Like a pair of owlish mind readers, the Coen brothers have somehow done exactly the right thing to repuff their sagging artistic momentum. Once celebrated for reams of quirky dialogue that would have choked Barton Fink, they now arrive with a new film that, barring a few scenes, seems remarkably button-lipped. Having had a few too many fat men holler randomly into space, they now prefer the quiet suffering of Texas tough guys who perform self-surgeries without flinching. And what little music we hear comes from the forlorn sound of the wind or cars passing on the freeway.
No Country for Old Men is, in short, a Cormac McCarthy novel. McCarthy, the true heir to Sam Peckinpah, recently won a Pulitzer for his postapocalyptic The Road; his themes are survival and the unblinking randomness of real violence. The Coens respectfully enter his 2005 neo-Western, set on dusty borderland in 1980, and emerge leaner and hungrier. Their movie is essentially a two-hour contest for the possession of a cache of stolen drug money. Our ostensible hero is Llewelyn (Brolin), a thickly mustached Marlboro Man who, while hunting, wanders upon the case of loot and sees an opportunity. Or maybe it’s the pursuing sheriff (Jones, surpassing his own crusty righteousness). But I fear the most compelling character is a vicious bounty hunter in a pageboy haircut (Bardem) who, in the sheriff’s words, is “pretty much a ghost.” Some will see poignancy in these codes of warfare. It’s really the last embers of the Coens’ sick humor glowing red.

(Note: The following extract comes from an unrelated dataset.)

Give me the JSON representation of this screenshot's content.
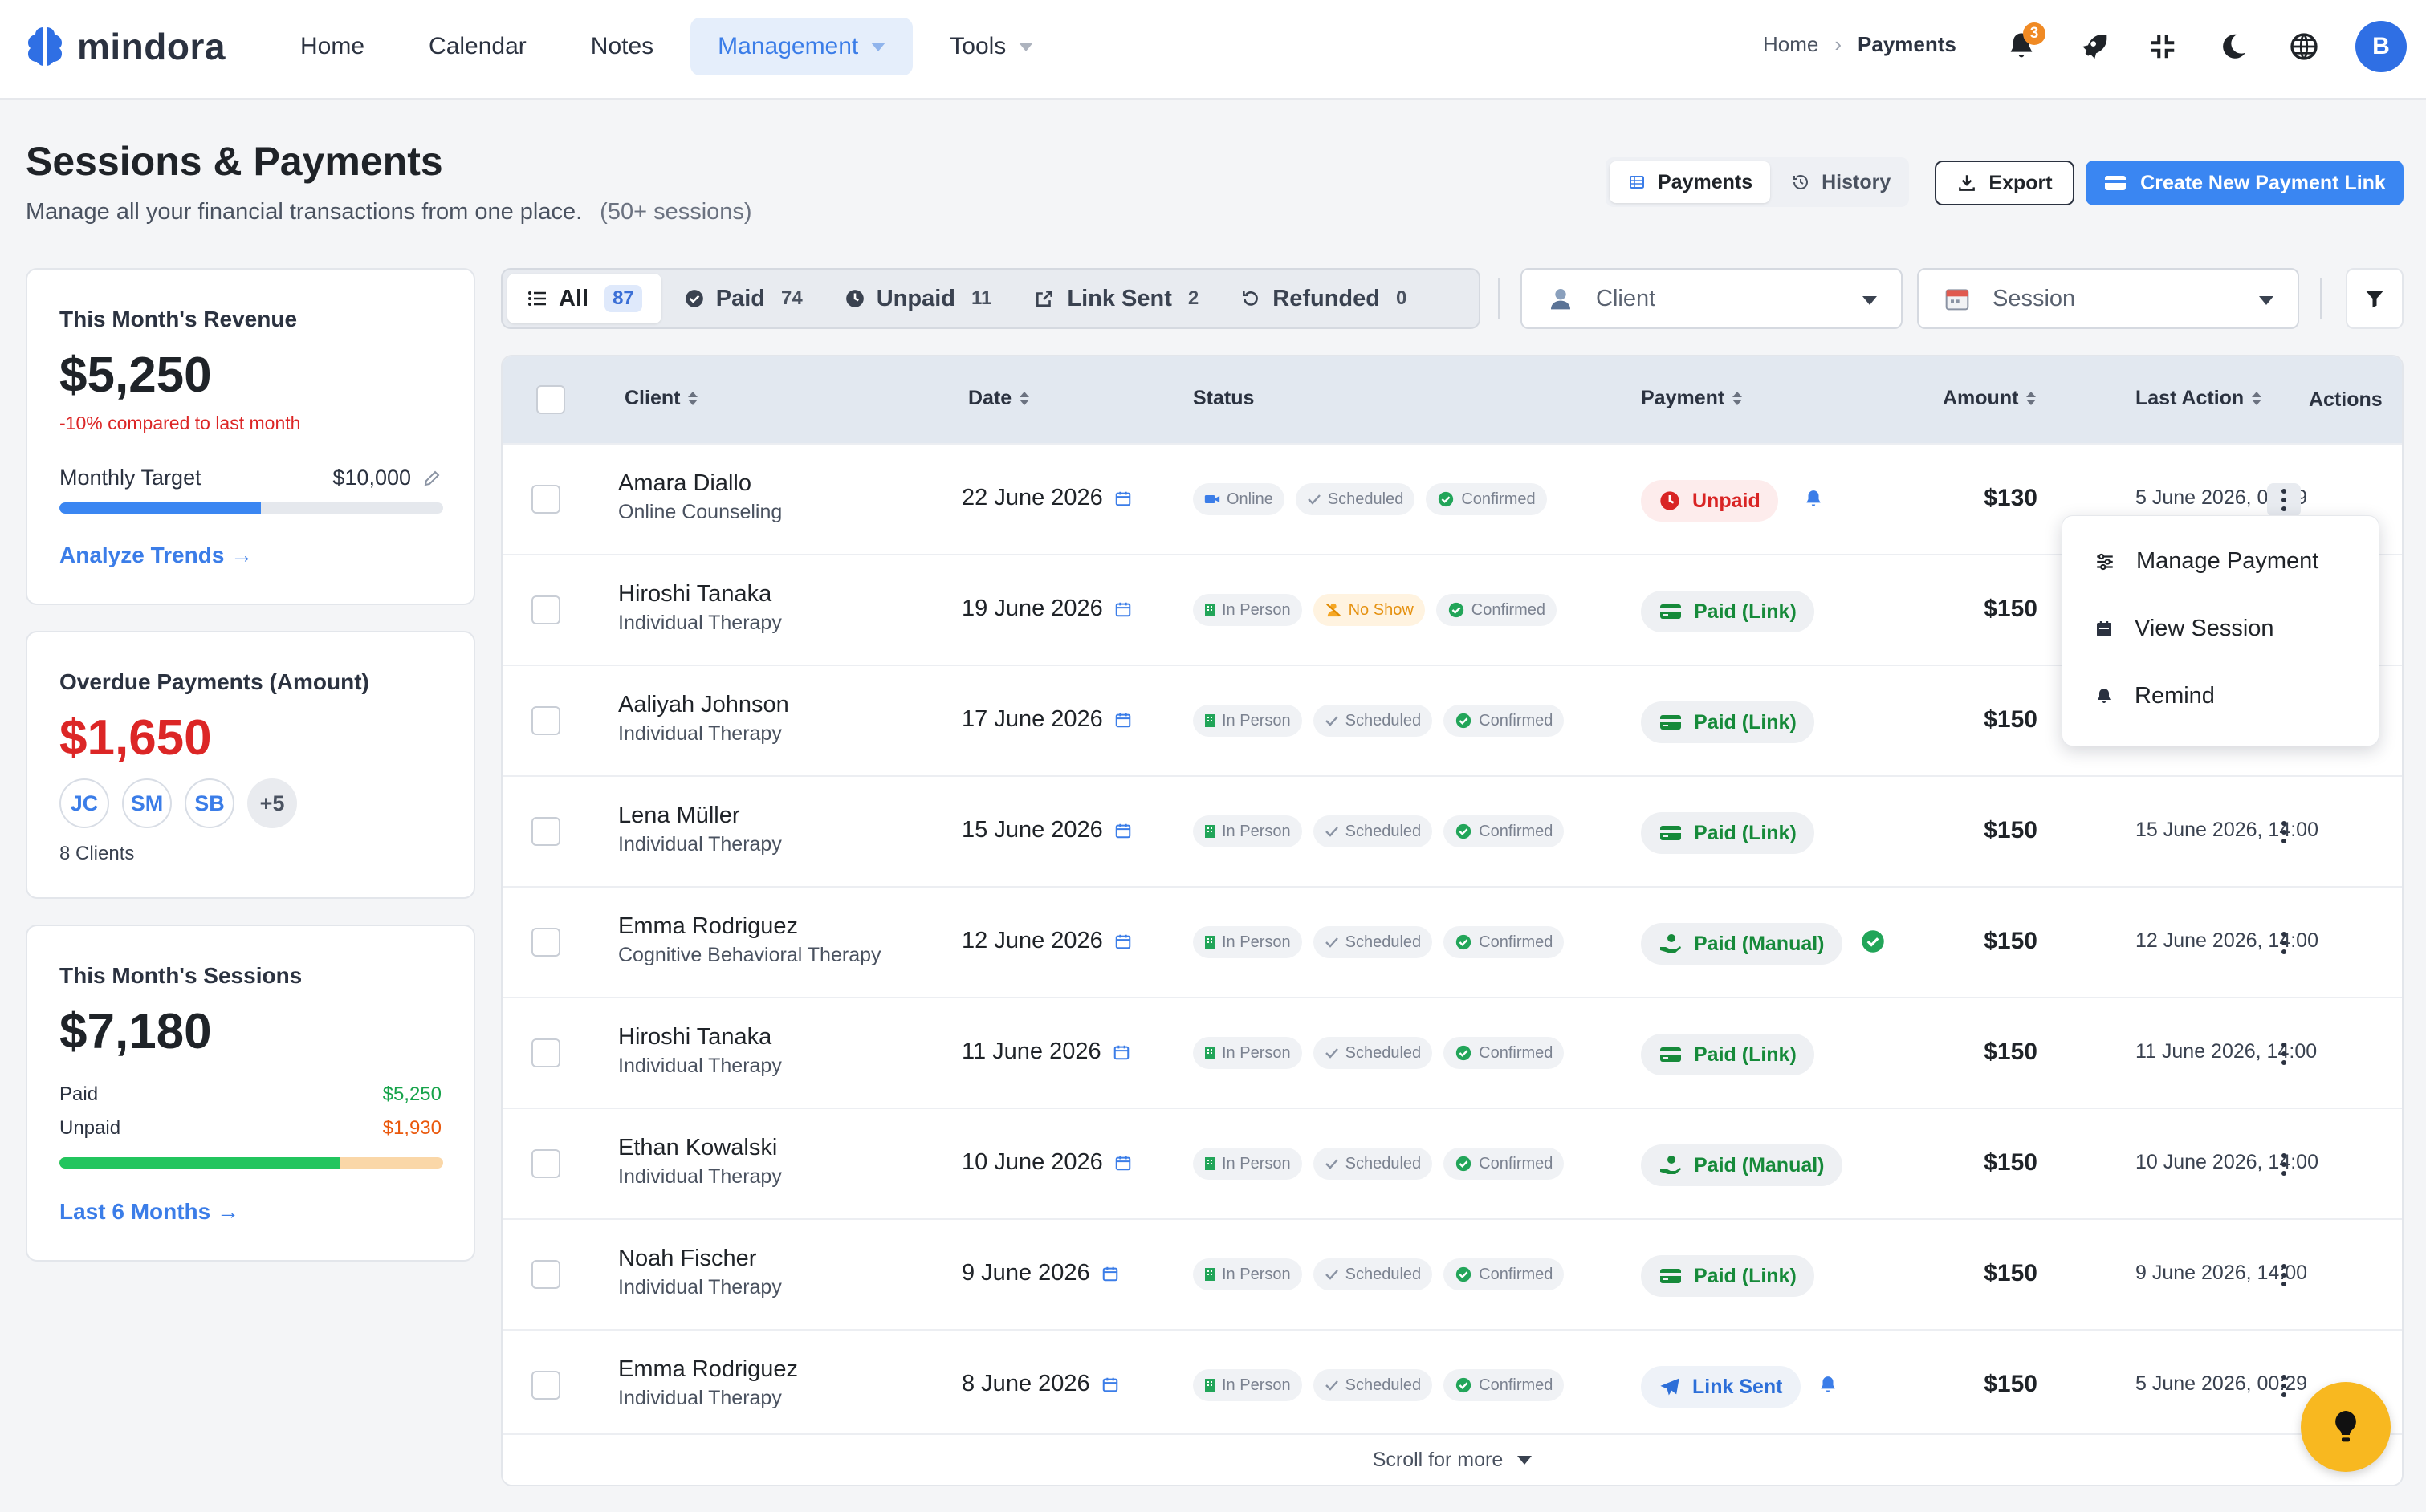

|Release date:||Friday November 9 2007|
Cast and crew
|Director:||Ethan Coen, Joel Coen|
|Screenwriter:||Ethan Coen, Joel Coen|
Tommy Lee Jones